Understandings in Wells’ (1999) spiral of knowing find further parallels in the notion of working theories in that understandings are “personal, holistic and intuitive” (p. 85).
Considerations of inquiry are included in much work of educators – the word “inquiry” likely means different things along the way. Hence it’s important that I am clear about the ways Lindfors and Wells’ definitions and ideas have informed my work.
For another perspective on play and inquiry, see Keryn Davis’ blog post about the importance of both for children in their school experiences:
This is really helpful in providing links too to projects that can support children’s inquiry and knowledge building. Teacher planning is a vital aspect of pedagogy and related considerations.
If working theories are an important part of a child’s thinking and knowledge development, two further pedagogical matters are important: (1) the situational conditions in relation to ways curiosity is stimulated and provided for; (2) the ways that teachers respond to children’s curiosity and working theories. Such considerations place responsibility on a teacher to know children well in order to make professional judgements about the direction of conversations and have the knowledge and skill to foster understandings.
I think that accepting and allowing children to explore their intuitive, creative and, at times, illogical ideas may be just as important in fostering thinking and intellectual curiosity at times as confronting children’s understandings or introducing more scientific explanations. Teachers being knowledgeable about topics and “subjects”, and pedagogical strategies that foster working theories and enable theories to become connected are very important. Here, we see the link to another related strand of my research programme: teachers’ subject content knowledge.
And if you were wondering about the theorising of children’s interests in my thesis, that’s a whole other story… but there’s a reference below.
Hedges, H. (2014). Young children’s “working theories”: Building and connecting understandings. Journal of Early Childhood Research, 12(1), 35-49.
Hedges, H. (2014). Children’s content learning in play provision: Competing tensions and future possibilities. In L. Brooker, M. Blaise, & S. Edwards (Eds.), The Sage handbook of play and learning in early childhood (pp. 192-203). London: Sage.
Hedges, H., Cullen, J. & Jordan, B. (2011). Early years curriculum: Funds of knowledge as a conceptual framework for children’s interests.

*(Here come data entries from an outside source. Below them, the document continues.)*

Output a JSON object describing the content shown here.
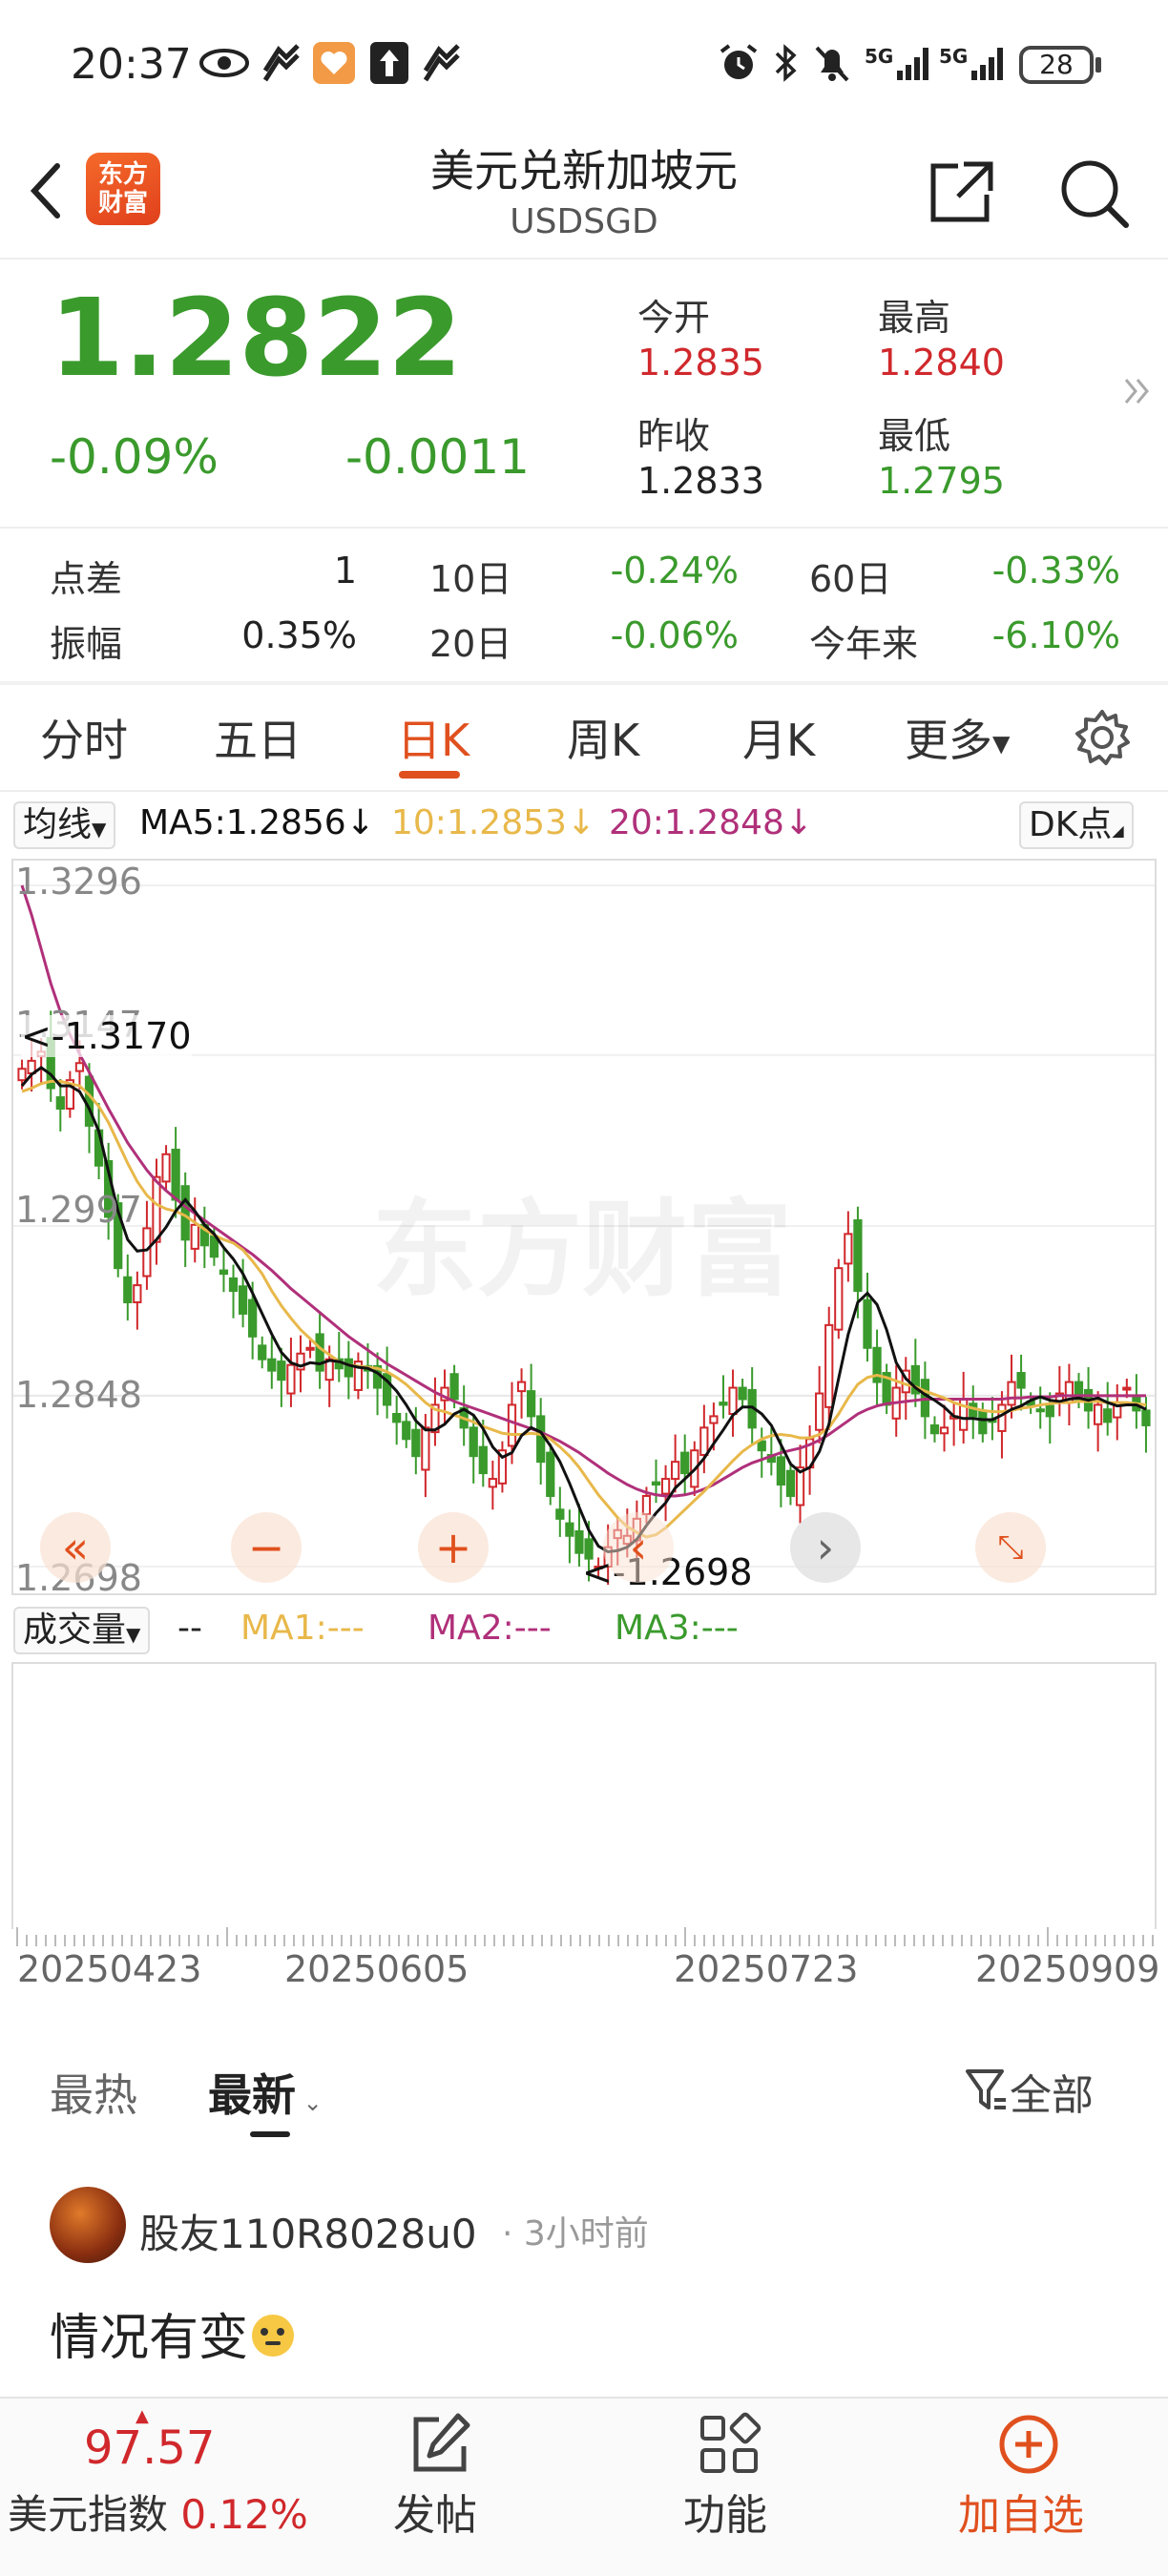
{
  "status_bar": {
    "time": "20:37",
    "battery": "28",
    "network": "5G"
  },
  "header": {
    "title": "美元兑新加坡元",
    "subtitle": "USDSGD",
    "logo_text_1": "东方",
    "logo_text_2": "财富"
  },
  "quote": {
    "price": "1.2822",
    "change_pct": "-0.09%",
    "change_abs": "-0.0011",
    "open_label": "今开",
    "open": "1.2835",
    "high_label": "最高",
    "high": "1.2840",
    "prev_close_label": "昨收",
    "prev_close": "1.2833",
    "low_label": "最低",
    "low": "1.2795"
  },
  "stats": {
    "spread_label": "点差",
    "spread": "1",
    "d10_label": "10日",
    "d10": "-0.24%",
    "d60_label": "60日",
    "d60": "-0.33%",
    "amplitude_label": "振幅",
    "amplitude": "0.35%",
    "d20_label": "20日",
    "d20": "-0.06%",
    "ytd_label": "今年来",
    "ytd": "-6.10%"
  },
  "tabs": [
    "分时",
    "五日",
    "日K",
    "周K",
    "月K",
    "更多"
  ],
  "ma_bar": {
    "selector": "均线",
    "ma5": "MA5:1.2856↓",
    "ma10": "10:1.2853↓",
    "ma20": "20:1.2848↓",
    "dk": "DK点"
  },
  "chart_data": {
    "type": "candlestick",
    "y_ticks": [
      "1.3296",
      "1.3147",
      "1.2997",
      "1.2848",
      "1.2698"
    ],
    "ylim": [
      1.2698,
      1.3296
    ],
    "max_marker": "<-1.3170",
    "min_marker": "<-1.2698",
    "x_ticks": [
      "20250423",
      "20250605",
      "20250723",
      "20250909"
    ],
    "watermark": "东方财富",
    "close_series": [
      1.3135,
      1.3142,
      1.315,
      1.3118,
      1.31,
      1.3125,
      1.314,
      1.3085,
      1.305,
      1.3005,
      1.296,
      1.293,
      1.2945,
      1.2995,
      1.304,
      1.306,
      1.302,
      1.2985,
      1.2998,
      1.298,
      1.297,
      1.2955,
      1.294,
      1.292,
      1.29,
      1.288,
      1.287,
      1.2862,
      1.2875,
      1.2885,
      1.289,
      1.287,
      1.288,
      1.2872,
      1.2865,
      1.2878,
      1.287,
      1.2855,
      1.284,
      1.2825,
      1.281,
      1.2795,
      1.282,
      1.284,
      1.2855,
      1.2845,
      1.282,
      1.2795,
      1.278,
      1.2775,
      1.28,
      1.284,
      1.286,
      1.283,
      1.279,
      1.276,
      1.274,
      1.2725,
      1.271,
      1.2705,
      1.2698,
      1.2715,
      1.273,
      1.2725,
      1.274,
      1.276,
      1.277,
      1.2775,
      1.279,
      1.278,
      1.28,
      1.282,
      1.283,
      1.284,
      1.2855,
      1.2845,
      1.282,
      1.28,
      1.279,
      1.277,
      1.276,
      1.2785,
      1.281,
      1.285,
      1.291,
      1.296,
      1.299,
      1.294,
      1.289,
      1.286,
      1.284,
      1.2855,
      1.287,
      1.285,
      1.283,
      1.2815,
      1.282,
      1.283,
      1.2845,
      1.283,
      1.2815,
      1.2825,
      1.284,
      1.286,
      1.2855,
      1.284,
      1.2835,
      1.283,
      1.285,
      1.286,
      1.2845,
      1.2835,
      1.284,
      1.2825,
      1.2842,
      1.2855,
      1.2835,
      1.2822
    ],
    "ma5": [
      1.312,
      1.313,
      1.3136,
      1.313,
      1.312,
      1.312,
      1.3115,
      1.31,
      1.308,
      1.3045,
      1.301,
      1.2985,
      1.2975,
      1.2976,
      1.2985,
      1.2996,
      1.301,
      1.302,
      1.301,
      1.2998,
      1.299,
      1.2978,
      1.2968,
      1.2955,
      1.2938,
      1.292,
      1.2902,
      1.2886,
      1.2877,
      1.2874,
      1.2877,
      1.2876,
      1.2879,
      1.2878,
      1.2875,
      1.2873,
      1.2872,
      1.2868,
      1.2861,
      1.2852,
      1.284,
      1.2826,
      1.2818,
      1.2818,
      1.2823,
      1.2832,
      1.2836,
      1.2831,
      1.2819,
      1.2803,
      1.2794,
      1.2798,
      1.2813,
      1.282,
      1.2816,
      1.2804,
      1.279,
      1.2771,
      1.275,
      1.273,
      1.2716,
      1.2711,
      1.2712,
      1.2715,
      1.2722,
      1.2734,
      1.2745,
      1.2754,
      1.2767,
      1.2775,
      1.2783,
      1.2793,
      1.2806,
      1.2818,
      1.2831,
      1.2838,
      1.2838,
      1.2832,
      1.2822,
      1.2805,
      1.2788,
      1.2781,
      1.2785,
      1.2799,
      1.2823,
      1.2863,
      1.2902,
      1.293,
      1.2938,
      1.2928,
      1.2906,
      1.2877,
      1.2863,
      1.2855,
      1.2849,
      1.2844,
      1.2838,
      1.283,
      1.2828,
      1.2828,
      1.2827,
      1.2827,
      1.2831,
      1.2836,
      1.2839,
      1.2844,
      1.2847,
      1.2844,
      1.2843,
      1.2845,
      1.2846,
      1.2844,
      1.2846,
      1.2842,
      1.2839,
      1.284,
      1.284,
      1.2836
    ],
    "ma10": [
      1.3115,
      1.3118,
      1.3122,
      1.3124,
      1.3124,
      1.3122,
      1.312,
      1.3112,
      1.3102,
      1.3088,
      1.307,
      1.3052,
      1.3036,
      1.3024,
      1.3016,
      1.3012,
      1.301,
      1.3006,
      1.3,
      1.2994,
      1.2989,
      1.2985,
      1.2982,
      1.2976,
      1.2966,
      1.2955,
      1.294,
      1.2927,
      1.2916,
      1.2906,
      1.2898,
      1.289,
      1.2884,
      1.2878,
      1.2875,
      1.2874,
      1.2873,
      1.2872,
      1.2869,
      1.2864,
      1.2858,
      1.285,
      1.2842,
      1.2836,
      1.2834,
      1.2831,
      1.2828,
      1.2825,
      1.2821,
      1.2818,
      1.2815,
      1.2814,
      1.2814,
      1.2815,
      1.2814,
      1.281,
      1.2803,
      1.2795,
      1.2785,
      1.2773,
      1.2761,
      1.2751,
      1.2741,
      1.2733,
      1.2728,
      1.2724,
      1.2726,
      1.2732,
      1.274,
      1.2748,
      1.2756,
      1.2764,
      1.2773,
      1.2782,
      1.2791,
      1.2799,
      1.2805,
      1.281,
      1.2813,
      1.2814,
      1.2813,
      1.2811,
      1.2811,
      1.2814,
      1.282,
      1.2832,
      1.2846,
      1.2858,
      1.2864,
      1.2866,
      1.2864,
      1.2861,
      1.2858,
      1.2856,
      1.2852,
      1.2849,
      1.2846,
      1.2842,
      1.2839,
      1.2837,
      1.2835,
      1.2834,
      1.2834,
      1.2835,
      1.2837,
      1.2838,
      1.284,
      1.2841,
      1.2842,
      1.2842,
      1.2843,
      1.2843,
      1.2843,
      1.2842,
      1.2842,
      1.2842,
      1.2841,
      1.284
    ],
    "ma20": [
      1.3296,
      1.327,
      1.324,
      1.321,
      1.3185,
      1.3165,
      1.3148,
      1.3132,
      1.3116,
      1.31,
      1.3085,
      1.307,
      1.3058,
      1.3046,
      1.3036,
      1.3028,
      1.3021,
      1.3014,
      1.3008,
      1.3002,
      1.2996,
      1.299,
      1.2984,
      1.2978,
      1.2972,
      1.2965,
      1.2958,
      1.295,
      1.2942,
      1.2935,
      1.2928,
      1.2921,
      1.2914,
      1.2907,
      1.29,
      1.2894,
      1.2888,
      1.2882,
      1.2876,
      1.2871,
      1.2866,
      1.2861,
      1.2856,
      1.2851,
      1.2847,
      1.2843,
      1.284,
      1.2837,
      1.2834,
      1.2831,
      1.2828,
      1.2825,
      1.2822,
      1.2819,
      1.2816,
      1.2812,
      1.2808,
      1.2803,
      1.2798,
      1.2792,
      1.2786,
      1.278,
      1.2775,
      1.277,
      1.2766,
      1.2763,
      1.2761,
      1.276,
      1.276,
      1.2761,
      1.2763,
      1.2766,
      1.277,
      1.2775,
      1.278,
      1.2785,
      1.2789,
      1.2792,
      1.2795,
      1.2798,
      1.28,
      1.2802,
      1.2805,
      1.2809,
      1.2814,
      1.282,
      1.2826,
      1.2832,
      1.2836,
      1.2839,
      1.2841,
      1.2842,
      1.2843,
      1.2844,
      1.2845,
      1.2845,
      1.2845,
      1.2845,
      1.2845,
      1.2845,
      1.2845,
      1.2845,
      1.2845,
      1.2846,
      1.2846,
      1.2847,
      1.2847,
      1.2847,
      1.2848,
      1.2848,
      1.2848,
      1.2848,
      1.2848,
      1.2848,
      1.2848,
      1.2848,
      1.2848,
      1.2848
    ]
  },
  "volume_bar": {
    "selector": "成交量",
    "dash": "--",
    "ma1": "MA1:---",
    "ma2": "MA2:---",
    "ma3": "MA3:---"
  },
  "comments": {
    "tab_hot": "最热",
    "tab_new": "最新",
    "filter": "全部",
    "user": "股友110R8028u0",
    "time": "· 3小时前",
    "text": "情况有变"
  },
  "bottom_bar": {
    "index_value": "97.57",
    "index_name": "美元指数",
    "index_change": "0.12%",
    "post": "发帖",
    "functions": "功能",
    "add_watch": "加自选"
  },
  "colors": {
    "up": "#d0282c",
    "down": "#3a9a2c",
    "accent": "#e0501e",
    "ma5": "#111111",
    "ma10": "#e8b84a",
    "ma20": "#b0307a"
  }
}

Journal of Curriculum Studies, 43(2), 185-205. doi: 10.1080/00220272.2010.511275
A special shout out to all the fathers who make children’s hearts sing on Fathers’ Day 2015. Read the following article to see how Ali Ikram’s children’s working theories about the world can be very insightful, thoughtful and worldy-wise…